Prior to moving to Totnes five years ago, John served on an interim basis as the speechwriter for the US Ambassador to the UK. He previously volunteered at the
Homeless Shelter in Totnes and currently works with a charity that represents people in court who don’t have a lawyer.
Lynne Birch is a member of St Mary’s Church congregation and served as secretary of the Totnes with Bridgetown Parochial Church Council for eleven years. As a trustee of the Heritage Trust, she
considers it a privilege to be playing a part in helping to shape the future of the church. It was love at first sight when she first visited Totnes in the 1990s and, having moved to the town twenty years ago, she quickly became known to many local people through teaching English at The
Mansion. She has a clear vision of the way in which the church will be made fit for the future, of the wonderful space it will provide for the community and its potential as a key heritage attraction to the
thousands of people who visit Totnes
John lives in Totnes and is employed as a consultant solicitor by a leading firm of solicitors. He advises on legal matters relating to construction projects and represents both contractors and employers. He has also been involved in the project management and successful completion of commercial and community building projects in Devon. Prior to entering the legal profession John was a quantity surveyor and was Chief Quantity Surveyor for an international construction company, working in Kuwait before returning to the UK to study law and qualify as a solicitor.
In 2017 he became the project leader of the St Mary's Church Renovation and Reordering Project for Totnes and Bridgetown Parochial Church Council.
After graduating with a BSc (Hons) Psychology, Emily lived abroad for many years, working in Italy, Thailand and Spain, and ultimately co-founding a business and language school in Vietnam. Returning to the UK, she spent several years in financial services, running a Europe, Middle-East and Africa team for Thompson Financial, (now Thompson Reuters). After years spending her working week constantly travelling and living out of a suitcase, Emily moved to Totnes to write. She is a Totnes Town Councillor and trustee of several local charitable trusts. She speaks fluent Italian and enough Vietnamese, Thai and Spanish to get into trouble.
Georgina grew up between the South Hams, Kent and Hong Kong, which was a slightly bewildering upbringing.
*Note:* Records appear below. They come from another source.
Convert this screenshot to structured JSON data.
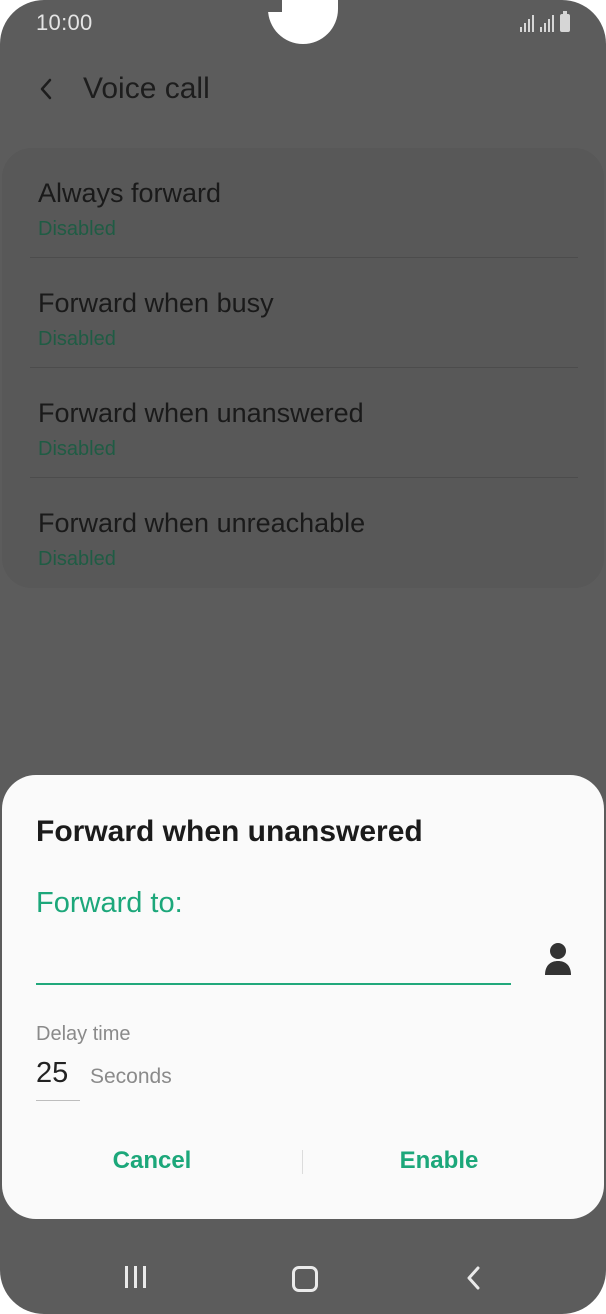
{
  "status_bar": {
    "time": "10:00"
  },
  "header": {
    "title": "Voice call",
    "back_icon": "chevron-left-icon"
  },
  "forwarding_options": [
    {
      "label": "Always forward",
      "status": "Disabled"
    },
    {
      "label": "Forward when busy",
      "status": "Disabled"
    },
    {
      "label": "Forward when unanswered",
      "status": "Disabled"
    },
    {
      "label": "Forward when unreachable",
      "status": "Disabled"
    }
  ],
  "dialog": {
    "title": "Forward when unanswered",
    "forward_to_label": "Forward to:",
    "forward_to_value": "",
    "contact_icon": "person-icon",
    "delay_label": "Delay time",
    "delay_value": "25",
    "delay_unit": "Seconds",
    "cancel_label": "Cancel",
    "enable_label": "Enable"
  },
  "colors": {
    "accent": "#1ca77a",
    "status_disabled": "#1f5c44"
  },
  "nav_bar": {
    "recent_icon": "recent-apps-icon",
    "home_icon": "home-icon",
    "back_icon": "back-icon"
  }
}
She did a first degree at St Andrews in Ancient and Medieval History, followed by a masters in Ancient Greek Slavery, which she found fascinating. Georgina spent the next few years living and working abroad; South Africa, Indonesia, New York and Berlin mostly teaching and writing about museums, specifically museums of peace and nation building initiatives, before coming home to do a post-grad at Cambridge University, followed by a degree in Museum Education. She took a sabbatical because of illness and took the opportunity to have a baby and settle down in London, where she worked in Early Years as a consultant in Hackney and Walthamstow, became a travel writer and did a further degree. In 2013, she came back to Totnes for my her to go to school here and started a campaign to save the market place and central car parks. This interest in the machinations and abuses within the planning system compelled her to stand for the town council and she is now working part time writing and partly as a councillor.